Task – Here are some entries. Print them exactly as they are.

══ Exercise inputs ══

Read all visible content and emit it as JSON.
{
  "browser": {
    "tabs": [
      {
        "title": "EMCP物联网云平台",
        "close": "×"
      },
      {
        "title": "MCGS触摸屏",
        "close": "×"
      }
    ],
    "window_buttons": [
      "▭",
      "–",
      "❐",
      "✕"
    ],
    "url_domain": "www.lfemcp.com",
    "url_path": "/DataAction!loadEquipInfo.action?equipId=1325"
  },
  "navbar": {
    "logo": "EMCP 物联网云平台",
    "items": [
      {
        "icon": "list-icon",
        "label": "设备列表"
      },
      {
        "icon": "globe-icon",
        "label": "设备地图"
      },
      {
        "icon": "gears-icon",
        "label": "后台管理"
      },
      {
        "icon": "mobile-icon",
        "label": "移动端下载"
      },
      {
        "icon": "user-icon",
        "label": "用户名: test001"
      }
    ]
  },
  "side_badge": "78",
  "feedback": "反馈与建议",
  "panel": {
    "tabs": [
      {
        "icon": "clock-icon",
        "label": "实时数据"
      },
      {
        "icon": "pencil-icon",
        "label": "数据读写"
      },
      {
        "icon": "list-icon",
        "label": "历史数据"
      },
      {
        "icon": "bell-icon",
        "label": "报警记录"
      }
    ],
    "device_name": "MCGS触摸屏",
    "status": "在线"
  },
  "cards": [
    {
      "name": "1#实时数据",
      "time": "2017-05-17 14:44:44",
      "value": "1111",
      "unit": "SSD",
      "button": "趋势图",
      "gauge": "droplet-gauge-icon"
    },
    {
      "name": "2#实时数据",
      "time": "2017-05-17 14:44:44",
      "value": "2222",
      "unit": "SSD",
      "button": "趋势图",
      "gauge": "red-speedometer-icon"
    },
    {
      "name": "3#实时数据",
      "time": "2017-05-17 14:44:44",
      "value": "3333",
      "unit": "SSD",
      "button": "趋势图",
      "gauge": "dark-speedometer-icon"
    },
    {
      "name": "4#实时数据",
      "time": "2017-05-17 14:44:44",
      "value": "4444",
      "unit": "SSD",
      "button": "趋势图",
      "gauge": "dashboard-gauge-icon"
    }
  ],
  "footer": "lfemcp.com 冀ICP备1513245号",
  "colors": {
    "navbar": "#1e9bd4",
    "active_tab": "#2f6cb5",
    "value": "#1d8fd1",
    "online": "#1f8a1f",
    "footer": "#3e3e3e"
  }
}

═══

Solution below –
Read all visible content and emit it as JSON.
{
  "browser": {
    "tabs": [
      {
        "title": "EMCP物联网云平台",
        "close": "×"
      },
      {
        "title": "MCGS触摸屏",
        "close": "×"
      }
    ],
    "window_buttons": [
      "▭",
      "–",
      "❐",
      "✕"
    ],
    "url_domain": "www.lfemcp.com",
    "url_path": "/DataAction!loadEquipInfo.action?equipId=1325"
  },
  "navbar": {
    "logo": "EMCP 物联网云平台",
    "items": [
      {
        "icon": "list-icon",
        "label": "设备列表"
      },
      {
        "icon": "globe-icon",
        "label": "设备地图"
      },
      {
        "icon": "gears-icon",
        "label": "后台管理"
      },
      {
        "icon": "mobile-icon",
        "label": "移动端下载"
      },
      {
        "icon": "user-icon",
        "label": "用户名: test001"
      }
    ]
  },
  "side_badge": "78",
  "feedback": "反馈与建议",
  "panel": {
    "tabs": [
      {
        "icon": "clock-icon",
        "label": "实时数据"
      },
      {
        "icon": "pencil-icon",
        "label": "数据读写"
      },
      {
        "icon": "list-icon",
        "label": "历史数据"
      },
      {
        "icon": "bell-icon",
        "label": "报警记录"
      }
    ],
    "device_name": "MCGS触摸屏",
    "status": "在线"
  },
  "cards": [
    {
      "name": "1#实时数据",
      "time": "2017-05-17 14:44:44",
      "value": "1111",
      "unit": "SSD",
      "button": "趋势图",
      "gauge": "droplet-gauge-icon"
    },
    {
      "name": "2#实时数据",
      "time": "2017-05-17 14:44:44",
      "value": "2222",
      "unit": "SSD",
      "button": "趋势图",
      "gauge": "red-speedometer-icon"
    },
    {
      "name": "3#实时数据",
      "time": "2017-05-17 14:44:44",
      "value": "3333",
      "unit": "SSD",
      "button": "趋势图",
      "gauge": "dark-speedometer-icon"
    },
    {
      "name": "4#实时数据",
      "time": "2017-05-17 14:44:44",
      "value": "4444",
      "unit": "SSD",
      "button": "趋势图",
      "gauge": "dashboard-gauge-icon"
    }
  ],
  "footer": "lfemcp.com 冀ICP备1513245号",
  "colors": {
    "navbar": "#1e9bd4",
    "active_tab": "#2f6cb5",
    "value": "#1d8fd1",
    "online": "#1f8a1f",
    "footer": "#3e3e3e"
  }
}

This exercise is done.